In 2015, Tokyo was named the Most Liveable City in the world by the magazine Monocle. The Michelin Guide has awarded Tokyo by far the most Michelin stars of any city in the world. Tokyo was ranked first out of all sixty cities in the 2017 Safe Cities Index; the QS Best Student Cities ranked Tokyo as the 3rd-best city in the world to be a university student in 2016 and 2nd in 2018. Tokyo hosted the 1964 Summer Olympics, the 1979 G-7 summit, the 1986 G-7 summit, the 1993 G-7 summit, will host the 2019 Rugby World Cup, the 2020 Summer Olympics and the 2020 Summer Paralympics. Tokyo was known as Edo, which means "estuary", its name was changed to Tokyo when it became the imperial capital with the arrival of Emperor Meiji in 1868, in line with the East Asian tradition of including the word capital in the name of the capital city. During the early Meiji period, the city was called "Tōkei", an alternative pronunciation for the same characters representing "Tokyo", making it a kanji homograph; some surviving official English documents use the spelling "Tokei".

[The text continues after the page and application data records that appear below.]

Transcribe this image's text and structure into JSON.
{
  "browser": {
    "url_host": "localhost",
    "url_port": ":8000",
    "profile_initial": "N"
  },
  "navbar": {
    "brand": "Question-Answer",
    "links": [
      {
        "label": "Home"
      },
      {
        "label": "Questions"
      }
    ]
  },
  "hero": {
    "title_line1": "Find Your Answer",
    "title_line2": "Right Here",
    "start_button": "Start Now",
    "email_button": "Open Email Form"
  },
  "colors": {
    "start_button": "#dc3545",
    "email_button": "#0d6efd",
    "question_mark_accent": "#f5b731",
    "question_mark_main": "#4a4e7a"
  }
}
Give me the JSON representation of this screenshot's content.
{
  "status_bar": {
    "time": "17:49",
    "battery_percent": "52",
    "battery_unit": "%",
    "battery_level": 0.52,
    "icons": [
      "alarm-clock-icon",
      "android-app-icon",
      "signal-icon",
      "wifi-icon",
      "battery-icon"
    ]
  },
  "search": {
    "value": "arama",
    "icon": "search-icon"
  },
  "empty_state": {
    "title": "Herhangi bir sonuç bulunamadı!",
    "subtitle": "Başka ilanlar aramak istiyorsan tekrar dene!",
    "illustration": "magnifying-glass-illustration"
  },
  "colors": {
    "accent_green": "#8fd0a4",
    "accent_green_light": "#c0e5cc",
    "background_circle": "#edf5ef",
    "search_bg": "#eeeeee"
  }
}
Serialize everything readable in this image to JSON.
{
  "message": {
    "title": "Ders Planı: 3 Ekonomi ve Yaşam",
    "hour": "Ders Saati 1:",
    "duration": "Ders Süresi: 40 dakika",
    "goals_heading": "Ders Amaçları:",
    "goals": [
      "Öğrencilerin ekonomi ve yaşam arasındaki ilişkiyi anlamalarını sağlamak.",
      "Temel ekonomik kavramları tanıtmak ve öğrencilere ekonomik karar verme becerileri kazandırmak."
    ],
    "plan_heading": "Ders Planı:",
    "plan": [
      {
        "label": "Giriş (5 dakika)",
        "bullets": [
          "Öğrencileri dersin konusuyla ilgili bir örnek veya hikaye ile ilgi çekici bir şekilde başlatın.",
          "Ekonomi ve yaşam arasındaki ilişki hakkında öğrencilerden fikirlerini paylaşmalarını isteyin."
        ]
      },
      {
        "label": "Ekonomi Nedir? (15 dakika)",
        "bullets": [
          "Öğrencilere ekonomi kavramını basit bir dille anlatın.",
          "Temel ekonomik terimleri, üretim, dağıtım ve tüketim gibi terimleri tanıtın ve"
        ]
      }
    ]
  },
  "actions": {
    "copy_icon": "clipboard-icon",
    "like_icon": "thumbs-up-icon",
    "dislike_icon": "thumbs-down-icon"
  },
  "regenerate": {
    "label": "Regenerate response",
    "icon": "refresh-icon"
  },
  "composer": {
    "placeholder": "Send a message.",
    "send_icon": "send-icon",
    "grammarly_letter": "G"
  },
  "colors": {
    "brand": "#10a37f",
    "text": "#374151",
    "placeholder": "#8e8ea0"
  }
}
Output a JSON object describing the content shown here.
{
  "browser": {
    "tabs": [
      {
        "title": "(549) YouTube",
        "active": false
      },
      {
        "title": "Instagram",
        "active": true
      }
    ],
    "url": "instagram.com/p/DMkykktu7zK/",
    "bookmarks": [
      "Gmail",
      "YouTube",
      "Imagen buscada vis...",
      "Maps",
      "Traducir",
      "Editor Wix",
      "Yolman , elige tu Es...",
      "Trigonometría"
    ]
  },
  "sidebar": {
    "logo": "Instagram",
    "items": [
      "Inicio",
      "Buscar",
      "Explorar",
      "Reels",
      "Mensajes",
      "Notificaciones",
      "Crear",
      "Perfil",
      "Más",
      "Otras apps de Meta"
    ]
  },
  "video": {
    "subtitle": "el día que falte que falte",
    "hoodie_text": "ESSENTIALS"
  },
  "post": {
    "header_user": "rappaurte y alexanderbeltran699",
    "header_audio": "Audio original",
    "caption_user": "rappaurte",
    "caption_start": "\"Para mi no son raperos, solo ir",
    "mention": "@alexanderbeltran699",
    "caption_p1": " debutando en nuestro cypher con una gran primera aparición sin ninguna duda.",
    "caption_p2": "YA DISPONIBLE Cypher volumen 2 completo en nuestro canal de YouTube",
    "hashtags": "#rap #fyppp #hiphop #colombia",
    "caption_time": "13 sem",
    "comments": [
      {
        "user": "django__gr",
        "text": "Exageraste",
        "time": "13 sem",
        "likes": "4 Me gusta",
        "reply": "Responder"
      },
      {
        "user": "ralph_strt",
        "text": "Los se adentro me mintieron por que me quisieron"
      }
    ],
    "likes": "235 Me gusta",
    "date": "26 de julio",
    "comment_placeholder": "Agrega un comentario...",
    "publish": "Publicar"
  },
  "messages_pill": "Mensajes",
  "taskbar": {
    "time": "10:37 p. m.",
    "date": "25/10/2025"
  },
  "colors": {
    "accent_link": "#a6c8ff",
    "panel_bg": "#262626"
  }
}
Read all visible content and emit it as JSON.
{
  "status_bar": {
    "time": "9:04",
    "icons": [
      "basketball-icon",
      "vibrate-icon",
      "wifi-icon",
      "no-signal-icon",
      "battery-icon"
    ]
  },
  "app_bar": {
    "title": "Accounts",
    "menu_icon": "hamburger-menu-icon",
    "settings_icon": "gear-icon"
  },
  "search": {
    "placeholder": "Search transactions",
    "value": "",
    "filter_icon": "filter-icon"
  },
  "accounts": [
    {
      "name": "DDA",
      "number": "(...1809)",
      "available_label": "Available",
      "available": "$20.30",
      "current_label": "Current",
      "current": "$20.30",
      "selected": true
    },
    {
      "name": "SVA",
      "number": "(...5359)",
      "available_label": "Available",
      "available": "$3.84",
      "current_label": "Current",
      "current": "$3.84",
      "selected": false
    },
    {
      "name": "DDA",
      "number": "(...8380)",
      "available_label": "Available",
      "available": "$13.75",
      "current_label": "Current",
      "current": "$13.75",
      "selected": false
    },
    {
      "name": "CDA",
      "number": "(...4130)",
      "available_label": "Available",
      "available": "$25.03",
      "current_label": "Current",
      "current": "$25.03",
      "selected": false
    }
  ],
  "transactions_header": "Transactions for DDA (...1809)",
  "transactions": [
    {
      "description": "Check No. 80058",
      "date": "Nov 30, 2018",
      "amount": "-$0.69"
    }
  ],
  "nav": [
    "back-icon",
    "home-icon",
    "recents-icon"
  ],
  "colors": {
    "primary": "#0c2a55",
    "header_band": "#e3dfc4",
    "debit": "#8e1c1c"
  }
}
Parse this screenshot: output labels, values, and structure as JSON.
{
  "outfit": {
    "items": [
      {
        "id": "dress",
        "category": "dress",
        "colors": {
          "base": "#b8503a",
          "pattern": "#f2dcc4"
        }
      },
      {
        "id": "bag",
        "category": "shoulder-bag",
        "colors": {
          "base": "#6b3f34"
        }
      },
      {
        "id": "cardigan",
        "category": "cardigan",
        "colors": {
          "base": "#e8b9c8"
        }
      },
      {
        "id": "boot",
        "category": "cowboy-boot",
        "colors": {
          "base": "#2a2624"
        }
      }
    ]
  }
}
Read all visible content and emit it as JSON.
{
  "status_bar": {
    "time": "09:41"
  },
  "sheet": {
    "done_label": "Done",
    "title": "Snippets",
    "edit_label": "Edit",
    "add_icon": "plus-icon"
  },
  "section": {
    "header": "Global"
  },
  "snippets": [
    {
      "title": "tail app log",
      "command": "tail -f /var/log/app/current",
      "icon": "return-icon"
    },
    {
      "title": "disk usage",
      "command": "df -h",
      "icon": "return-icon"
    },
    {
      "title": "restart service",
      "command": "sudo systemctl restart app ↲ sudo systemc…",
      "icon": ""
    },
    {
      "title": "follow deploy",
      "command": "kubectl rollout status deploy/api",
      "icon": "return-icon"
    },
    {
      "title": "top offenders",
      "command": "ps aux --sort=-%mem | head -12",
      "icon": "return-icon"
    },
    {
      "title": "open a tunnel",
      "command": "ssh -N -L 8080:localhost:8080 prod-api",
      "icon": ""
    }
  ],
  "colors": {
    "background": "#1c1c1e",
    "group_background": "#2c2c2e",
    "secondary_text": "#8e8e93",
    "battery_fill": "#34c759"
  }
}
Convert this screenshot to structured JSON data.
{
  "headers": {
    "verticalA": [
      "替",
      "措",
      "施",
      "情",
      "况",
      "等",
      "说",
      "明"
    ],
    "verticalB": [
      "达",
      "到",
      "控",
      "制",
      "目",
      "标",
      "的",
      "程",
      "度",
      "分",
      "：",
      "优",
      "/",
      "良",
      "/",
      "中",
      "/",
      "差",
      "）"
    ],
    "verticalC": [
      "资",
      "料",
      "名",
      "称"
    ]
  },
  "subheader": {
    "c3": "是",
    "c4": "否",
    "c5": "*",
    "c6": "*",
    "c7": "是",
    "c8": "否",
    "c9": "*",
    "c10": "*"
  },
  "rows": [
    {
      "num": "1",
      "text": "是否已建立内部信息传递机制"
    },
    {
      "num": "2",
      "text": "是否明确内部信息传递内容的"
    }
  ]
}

The name Tokyo was first suggested in 1813 in the book Kondō Hisaku, written by Satō Nobuhiro. When Ōkubo Toshimichi proposed the renaming to the government during the Meiji Restoration, according to Oda Kanshi, he got the idea from that book. Tokyo was a small fishing village named Edo, in what was part of the old Musashi Province. Edo was first fortified in the late twelfth century. In 1457, Ōta Dōkan built Edo Castle. In 1590, Tokugawa Ieyasu was transferred from Mikawa Province to Kantō region; when he became shōgun in 1603, Edo became the center of his ruling. During the subsequent Edo period, Edo grew into one of the largest cities in the world with a population topping one million by the 18th century, but Edo was Tokugawa's home and was not capital of Japan. The Emperor himself lived in Kyoto from 794 to 1868 as capital of Japan. During the Edo era, the city enjoyed a prolonged period of peace known as the Pax Tokugawa, in the presence of such peace, Edo adopted a stringent policy of seclusion, which helped to perpetuate the lack of any serious military threat to the city.
The absence of war-inflicted devastation allowed Edo to devote the majority of its resources to rebuilding in the wake of the consistent fires and other devastating natural disasters that plagued the city. However, this prolonged period of seclusion came to an end with the arrival of American Commodore Matthew C. Perry in 1853. Commodore Perry forced the opening of the ports of Shimoda and Hakodate, leading to an increase in the demand for new foreign goods and subsequently a severe rise in inflation. Social unrest mounted in the wake of these higher prices and culminated in widespread rebellions and demonstrations in the form of the "smashing" of rice establishments. Meanwhile, supporters of the Meiji Emperor leveraged the disruption that t